We hope many of you will be able to join us tomorrow evening for this wonderful event!!!

Monday, May 2, 2011

Anchuca, Standing Proud During the Siege of Vicksburg

Anchuca, historic mansion and inn, now a Bed and Breakfast,  was lived in by Joseph Emory Davis, patriarchal brother to Confederate President Jefferson Davis after his plantation "Hurricane" was burned by the Yankees.

Anchuca is a Choctaw Indian word meaning "happy home" and is one of the most significant antebellum homes in Vicksburg, Miss. This impressive Greek Revival landmark represents the first columned mansion in Vicksburg.
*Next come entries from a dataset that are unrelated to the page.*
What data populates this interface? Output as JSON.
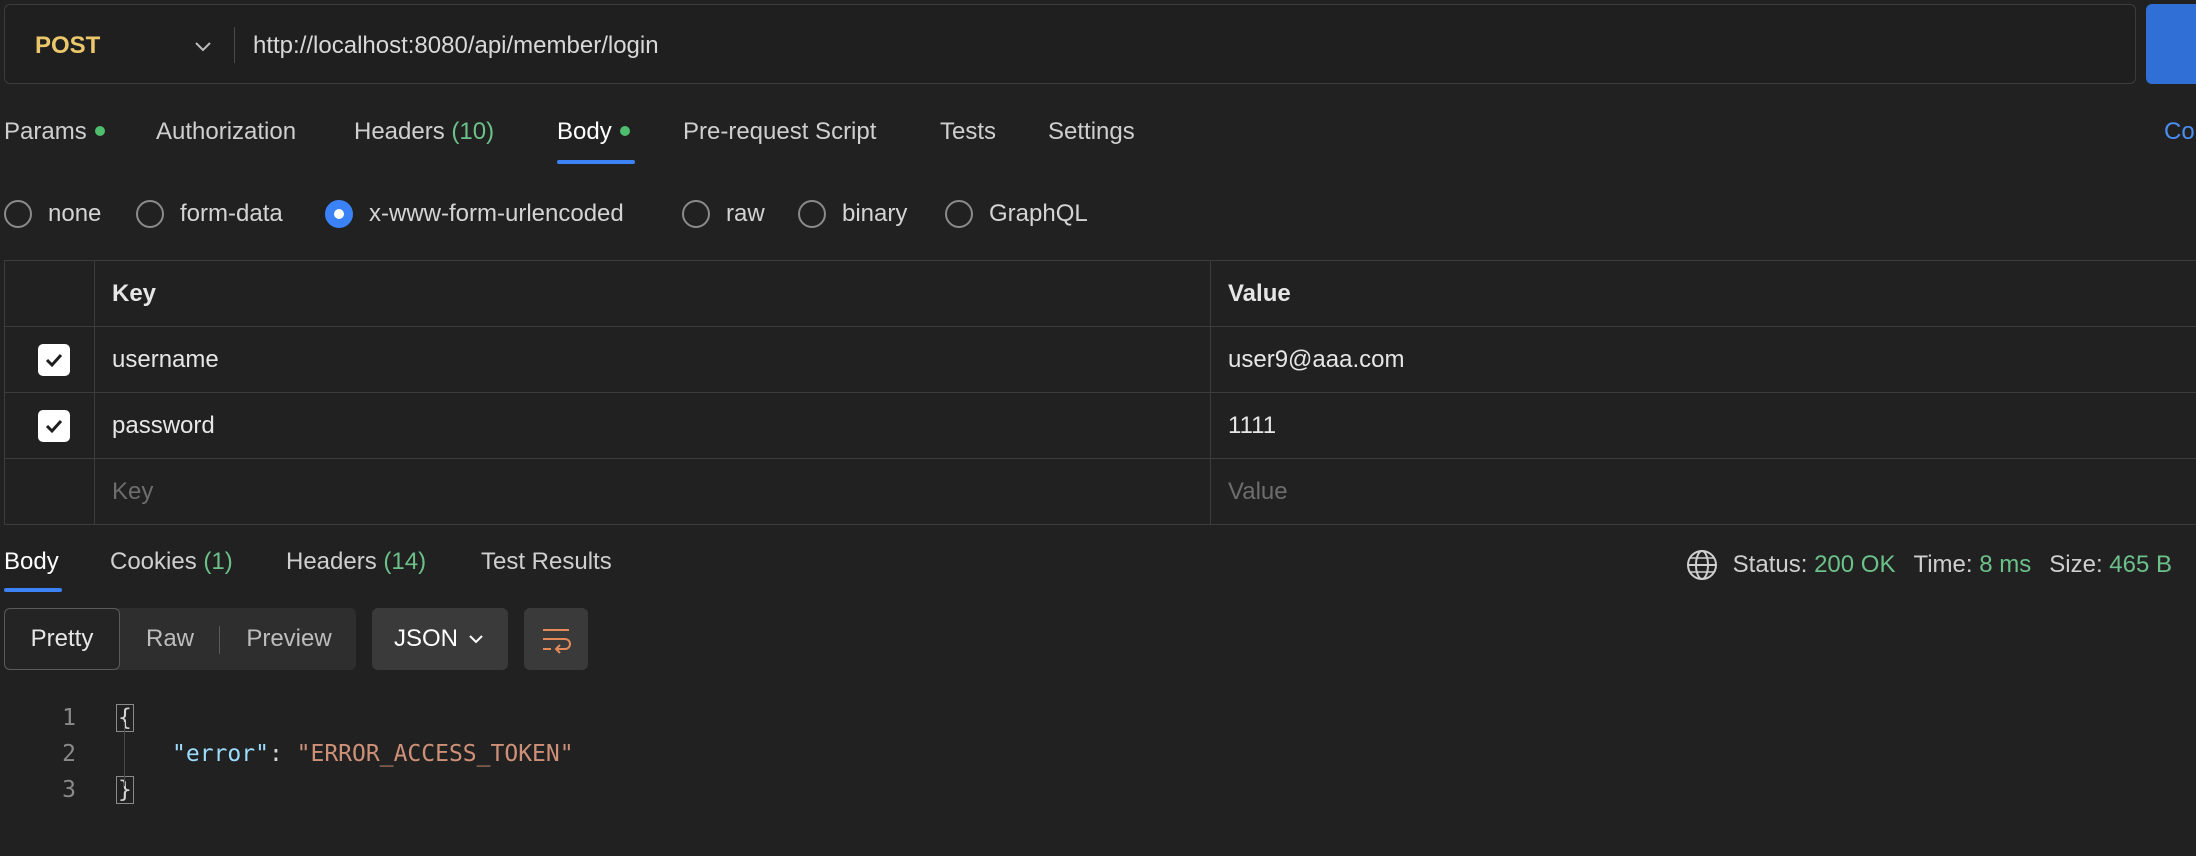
{
  "request": {
    "method": "POST",
    "url": "http://localhost:8080/api/member/login"
  },
  "request_tabs": [
    {
      "label": "Params",
      "count": "",
      "dot": true
    },
    {
      "label": "Authorization",
      "count": "",
      "dot": false
    },
    {
      "label": "Headers",
      "count": "(10)",
      "dot": false
    },
    {
      "label": "Body",
      "count": "",
      "dot": true,
      "active": true
    },
    {
      "label": "Pre-request Script",
      "count": "",
      "dot": false
    },
    {
      "label": "Tests",
      "count": "",
      "dot": false
    },
    {
      "label": "Settings",
      "count": "",
      "dot": false
    }
  ],
  "cookies_link": "Co",
  "body_types": [
    {
      "label": "none",
      "selected": false
    },
    {
      "label": "form-data",
      "selected": false
    },
    {
      "label": "x-www-form-urlencoded",
      "selected": true
    },
    {
      "label": "raw",
      "selected": false
    },
    {
      "label": "binary",
      "selected": false
    },
    {
      "label": "GraphQL",
      "selected": false
    }
  ],
  "kv_table": {
    "headers": {
      "key": "Key",
      "value": "Value"
    },
    "rows": [
      {
        "checked": true,
        "key": "username",
        "value": "user9@aaa.com"
      },
      {
        "checked": true,
        "key": "password",
        "value": "1111"
      }
    ],
    "placeholder": {
      "key": "Key",
      "value": "Value"
    }
  },
  "response_tabs": [
    {
      "label": "Body",
      "count": "",
      "active": true
    },
    {
      "label": "Cookies",
      "count": "(1)"
    },
    {
      "label": "Headers",
      "count": "(14)"
    },
    {
      "label": "Test Results",
      "count": ""
    }
  ],
  "status": {
    "status_label": "Status:",
    "status_value": "200 OK",
    "time_label": "Time:",
    "time_value": "8 ms",
    "size_label": "Size:",
    "size_value": "465 B"
  },
  "view_modes": {
    "pretty": "Pretty",
    "raw": "Raw",
    "preview": "Preview"
  },
  "format_select": "JSON",
  "code": {
    "line_numbers": [
      "1",
      "2",
      "3"
    ],
    "open_brace": "{",
    "key": "\"error\"",
    "colon": ": ",
    "value": "\"ERROR_ACCESS_TOKEN\"",
    "close_brace": "}"
  },
  "colors": {
    "accent": "#3b82f6",
    "method": "#e9c76a",
    "success": "#6cc18a",
    "json_key": "#9cdcfe",
    "json_string": "#ce9178"
  }
}
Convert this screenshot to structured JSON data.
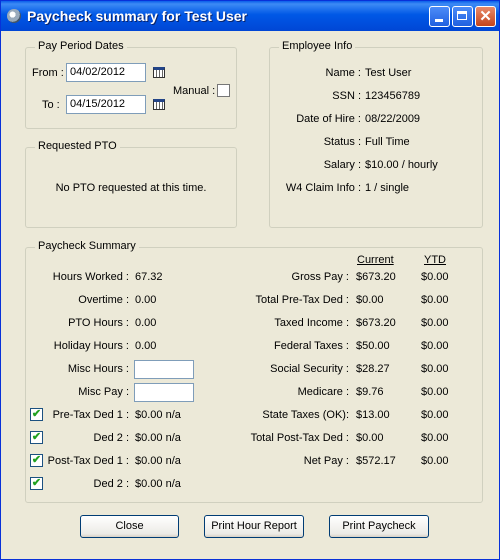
{
  "window": {
    "title": "Paycheck summary for Test User"
  },
  "pay_period": {
    "legend": "Pay Period Dates",
    "from_label": "From :",
    "from_value": "04/02/2012",
    "to_label": "To :",
    "to_value": "04/15/2012",
    "manual_label": "Manual :"
  },
  "employee": {
    "legend": "Employee Info",
    "rows": [
      {
        "label": "Name :",
        "value": "Test User"
      },
      {
        "label": "SSN :",
        "value": "123456789"
      },
      {
        "label": "Date of Hire :",
        "value": "08/22/2009"
      },
      {
        "label": "Status :",
        "value": "Full Time"
      },
      {
        "label": "Salary :",
        "value": "$10.00 / hourly"
      },
      {
        "label": "W4 Claim Info :",
        "value": "1 / single"
      }
    ]
  },
  "pto": {
    "legend": "Requested PTO",
    "message": "No PTO requested at this time."
  },
  "summary": {
    "legend": "Paycheck Summary",
    "current_header": "Current",
    "ytd_header": "YTD",
    "left": [
      {
        "label": "Hours Worked :",
        "value": "67.32"
      },
      {
        "label": "Overtime :",
        "value": "0.00"
      },
      {
        "label": "PTO Hours :",
        "value": "0.00"
      },
      {
        "label": "Holiday Hours :",
        "value": "0.00"
      },
      {
        "label": "Misc Hours :",
        "value": ""
      },
      {
        "label": "Misc Pay :",
        "value": ""
      },
      {
        "label": "Pre-Tax Ded 1 :",
        "value": "$0.00 n/a",
        "checked": true
      },
      {
        "label": "Ded 2 :",
        "value": "$0.00 n/a",
        "checked": true
      },
      {
        "label": "Post-Tax Ded 1 :",
        "value": "$0.00 n/a",
        "checked": true
      },
      {
        "label": "Ded 2 :",
        "value": "$0.00 n/a",
        "checked": true
      }
    ],
    "right": [
      {
        "label": "Gross Pay :",
        "current": "$673.20",
        "ytd": "$0.00"
      },
      {
        "label": "Total Pre-Tax Ded :",
        "current": "$0.00",
        "ytd": "$0.00"
      },
      {
        "label": "Taxed Income :",
        "current": "$673.20",
        "ytd": "$0.00"
      },
      {
        "label": "Federal Taxes :",
        "current": "$50.00",
        "ytd": "$0.00"
      },
      {
        "label": "Social Security :",
        "current": "$28.27",
        "ytd": "$0.00"
      },
      {
        "label": "Medicare :",
        "current": "$9.76",
        "ytd": "$0.00"
      },
      {
        "label": "State Taxes (OK):",
        "current": "$13.00",
        "ytd": "$0.00"
      },
      {
        "label": "Total Post-Tax Ded :",
        "current": "$0.00",
        "ytd": "$0.00"
      },
      {
        "label": "Net Pay :",
        "current": "$572.17",
        "ytd": "$0.00"
      }
    ]
  },
  "buttons": {
    "close": "Close",
    "print_hours": "Print Hour Report",
    "print_paycheck": "Print Paycheck"
  }
}
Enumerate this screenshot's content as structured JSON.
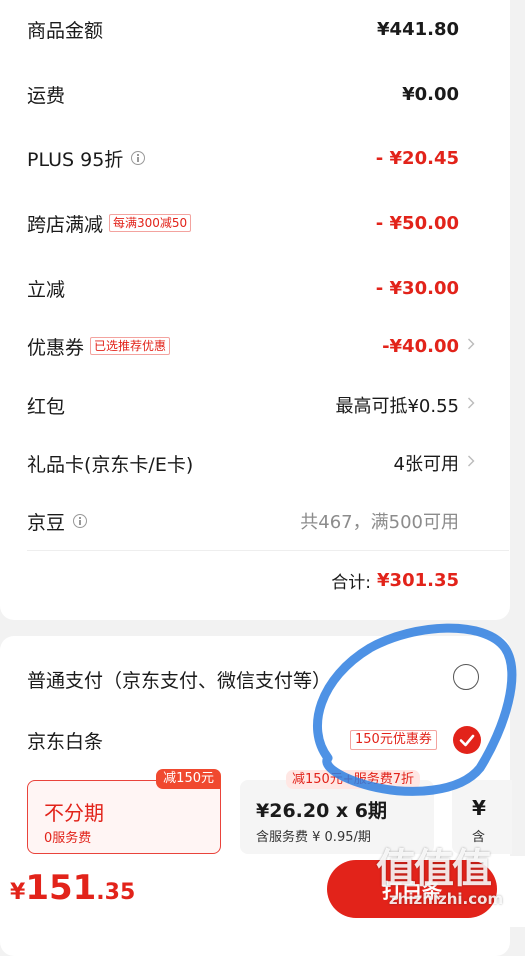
{
  "summary": {
    "rows": [
      {
        "label": "商品金额",
        "value": "¥441.80"
      },
      {
        "label": "运费",
        "value": "¥0.00"
      },
      {
        "label": "PLUS 95折",
        "value": "- ¥20.45"
      },
      {
        "label": "跨店满减",
        "tag": "每满300减50",
        "value": "- ¥50.00"
      },
      {
        "label": "立减",
        "value": "- ¥30.00"
      },
      {
        "label": "优惠券",
        "tag": "已选推荐优惠",
        "value": "-¥40.00"
      },
      {
        "label": "红包",
        "value": "最高可抵¥0.55"
      },
      {
        "label": "礼品卡(京东卡/E卡)",
        "value": "4张可用"
      },
      {
        "label": "京豆",
        "value": "共467，满500可用"
      }
    ],
    "total_label": "合计:",
    "total_value": "¥301.35"
  },
  "payment": {
    "option1_label": "普通支付（京东支付、微信支付等）",
    "option1_selected": false,
    "option2_label": "京东白条",
    "option2_tag": "150元优惠券",
    "option2_selected": true,
    "plans": [
      {
        "title": "不分期",
        "sub": "0服务费",
        "badge": "减150元",
        "selected": true
      },
      {
        "title": "¥26.20 x 6期",
        "sub": "含服务费 ¥ 0.95/期",
        "badge": "减150元+服务费7折",
        "selected": false
      },
      {
        "title": "¥",
        "sub": "含",
        "selected": false
      }
    ]
  },
  "bottom": {
    "currency": "¥",
    "price_int": "151",
    "price_dec": ".35",
    "pay_button": "打白条"
  },
  "watermark": {
    "logo": "值值值",
    "url": "zhizhizhi.com"
  },
  "colors": {
    "accent": "#e2231a",
    "annotation": "#2f7fe0"
  }
}
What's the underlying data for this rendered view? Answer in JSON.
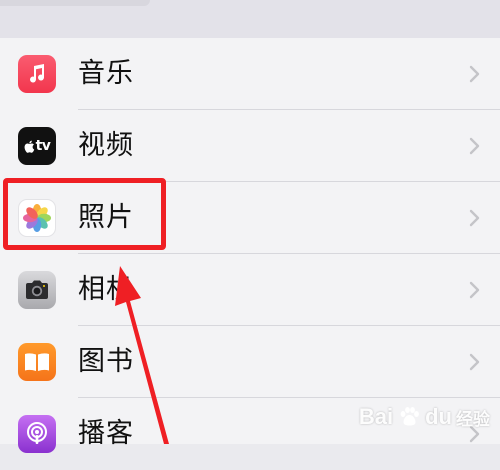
{
  "settings_list": {
    "items": [
      {
        "label": "音乐",
        "icon": "music-icon"
      },
      {
        "label": "视频",
        "icon": "apple-tv-icon",
        "icon_text": "tv"
      },
      {
        "label": "照片",
        "icon": "photos-icon"
      },
      {
        "label": "相机",
        "icon": "camera-icon"
      },
      {
        "label": "图书",
        "icon": "books-icon"
      },
      {
        "label": "播客",
        "icon": "podcasts-icon"
      }
    ],
    "chevron": "chevron-right-icon"
  },
  "annotation": {
    "highlight_color": "#ef1f24",
    "arrow_color": "#ef1f24"
  },
  "watermark": {
    "brand": "Bai",
    "brand_suffix": "du",
    "sub": "经验"
  }
}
Standing proud through the siege of Vicksburg in 1863 the house was put into service providing shelter for those who suffered severely through the War. Joseph Davis lived there until his death in Sept of 1870. Jefferson was reunited with his brother at the home in January 1869.

The town's legend testifies that during this stay Jefferson Davis spoke to friends and neighbors from Anchuca's front balcony, marking this site for many historians and Southerners as one of the last public addresses to the people of Vicksburg by Jefferson Davis.

I understand from a friend who has stayed there that it is a wonderful B & B and has a great breakfast!!! The grits are among the best he has ever eaten, he says. I can't wait to visit!

Sunday, May 1, 2011

What Became of The Davis Family Houses?

Yesterday I mentioned "Locust Grove", the house in which Jefferson Davis' sister lived, near St. Francisville, LA, where Sarah Knox Taylor Davis died.

 Two other houses that I did not mention, also came into the story of Jefferson and Knox. The first was "Hurricane Plantation", the home of Joe Davis, Jefferson's brother, where Knox and Jefferson planned to remain until their own home was ready. Hurricane was an enchanting place, with the main house standing on a high bluff overlooking the Mississippi river and surrounded by acres of gardens. Joe had given Jefferson land and Jefferson worked hard clearing the land, and he and Knox spent many happy hours planning their house, which they had already named "Brierfield."

Knox wrote her mother of her happiness. No wonder Jefferson was so heartbroken at losing her.

And what became of the houses? "Locust Grove" where Knox died, was torn down many years ago. "Hurricane" was burned by the Federal troops during the War. and "Brierfield", which Davis eventually built as Knox and he had planned, was destroyed by fire in 1931.